Technology amplifies these benefits in several ways. For instance, apps can guide users to the nearest parks, track their physical activity, and even suggest biodiversity-rich routes for walking or jogging. Wearable devices can monitor people’s health and well-being as they interact with green spaces, providing personalized feedback and recommendations.
Furthermore, environmental sensors in green spaces can collect data on various parameters like air and noise pollution, temperature, and humidity. These data, when analyzed with tools like Google’s Street View and Crossref Google, can offer valuable insights into the health benefits of green spaces. They can help urban planners design spaces that maximize these benefits while mitigating potential risks, such as exposure to extreme heat or air pollution.

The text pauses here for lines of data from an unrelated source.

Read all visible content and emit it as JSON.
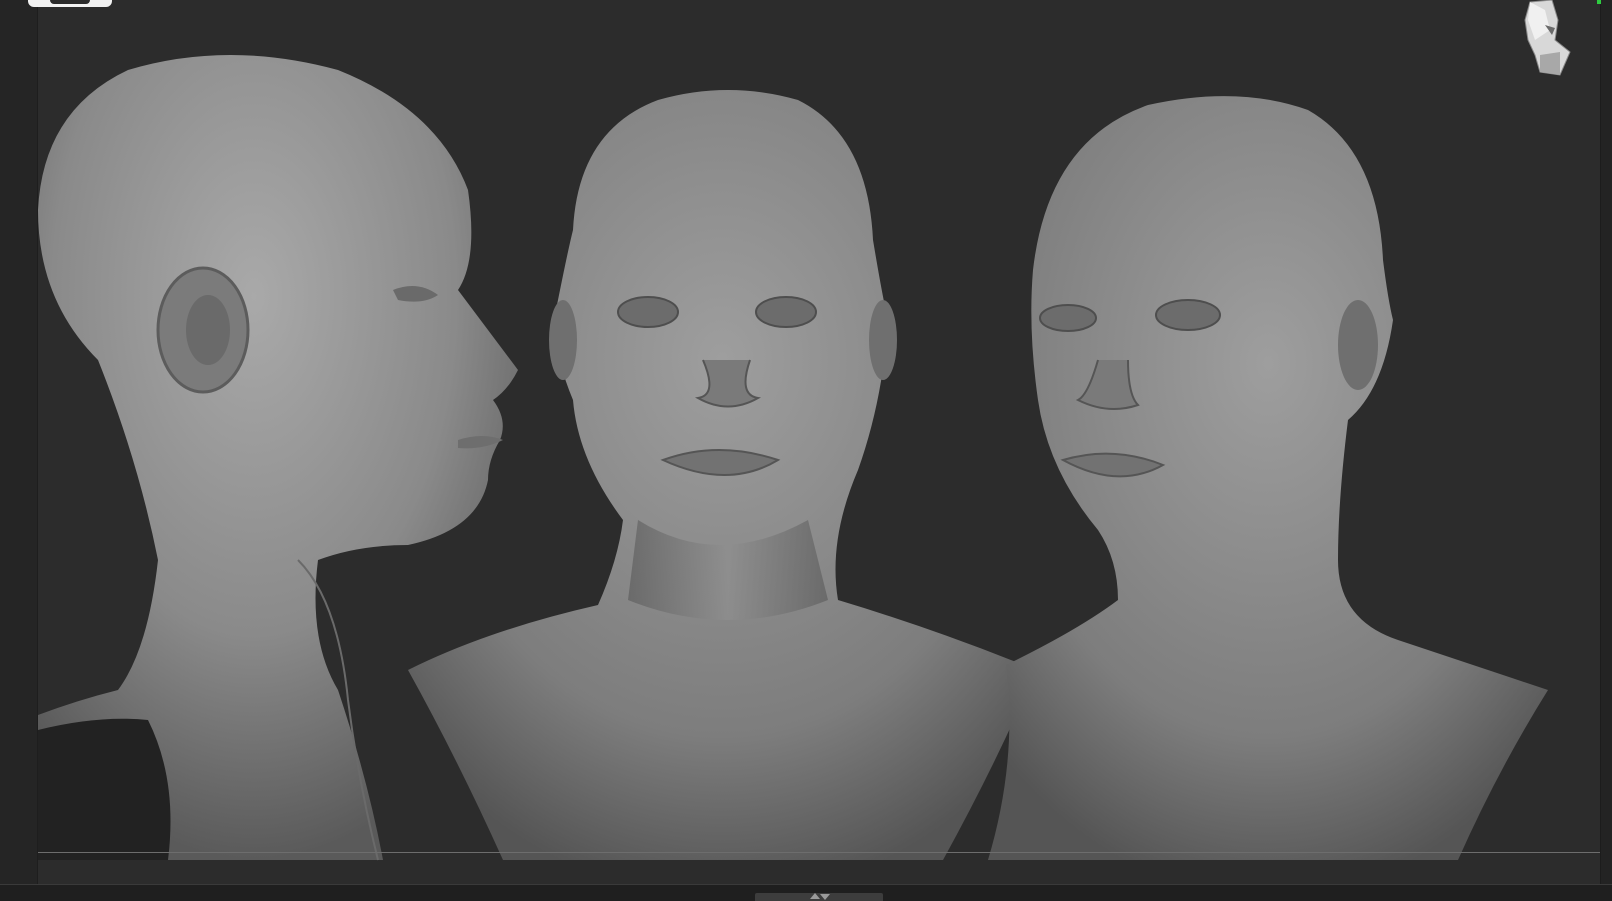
{
  "app": {
    "title": ""
  },
  "viewport": {
    "background": "#2c2c2c",
    "model_material": "#8c8c8c",
    "views": [
      {
        "view": "side-profile"
      },
      {
        "view": "front"
      },
      {
        "view": "three-quarter"
      }
    ]
  },
  "icons": {
    "navigation": "head-navigation-gizmo-icon",
    "shelf_toggle": "shelf-toggle-arrows-icon",
    "corner": "corner-toggle-icon"
  },
  "colors": {
    "accent": "#2ecc40",
    "panel": "#252525",
    "shelf": "#1f1f1f"
  }
}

As urban areas continue to grow, the integration of technology and green spaces will become even more critical. It will be essential to ensure that all residents have access to green spaces and that these spaces are designed and managed in a way that maximizes their health benefits.
In conclusion, the future of urban green spaces is indeed promising and green, thanks to technology. From satellite imagery and DOI Crossref in research to smart parks and data-driven urban planning, technology is revolutionizing how we design, interact with, and manage green spaces in cities.
The smart city of the future is not just about connectivity and automation, but also about incorporating nature into the urban fabric. It’s about creating sustainable cities where people can live healthy, fulfilling lives, and biodiversity can thrive alongside human activity.
However, the road to this future is not without challenges. Issues related to data privacy, digital inequality, and inclusivity in green spaces need to be addressed. But with conscious efforts and innovative solutions, we can overcome these hurdles and move towards greener, smarter, and more livable cities. The technology-driven green future is not a distant dream, but a reality that we are progressively shaping every day.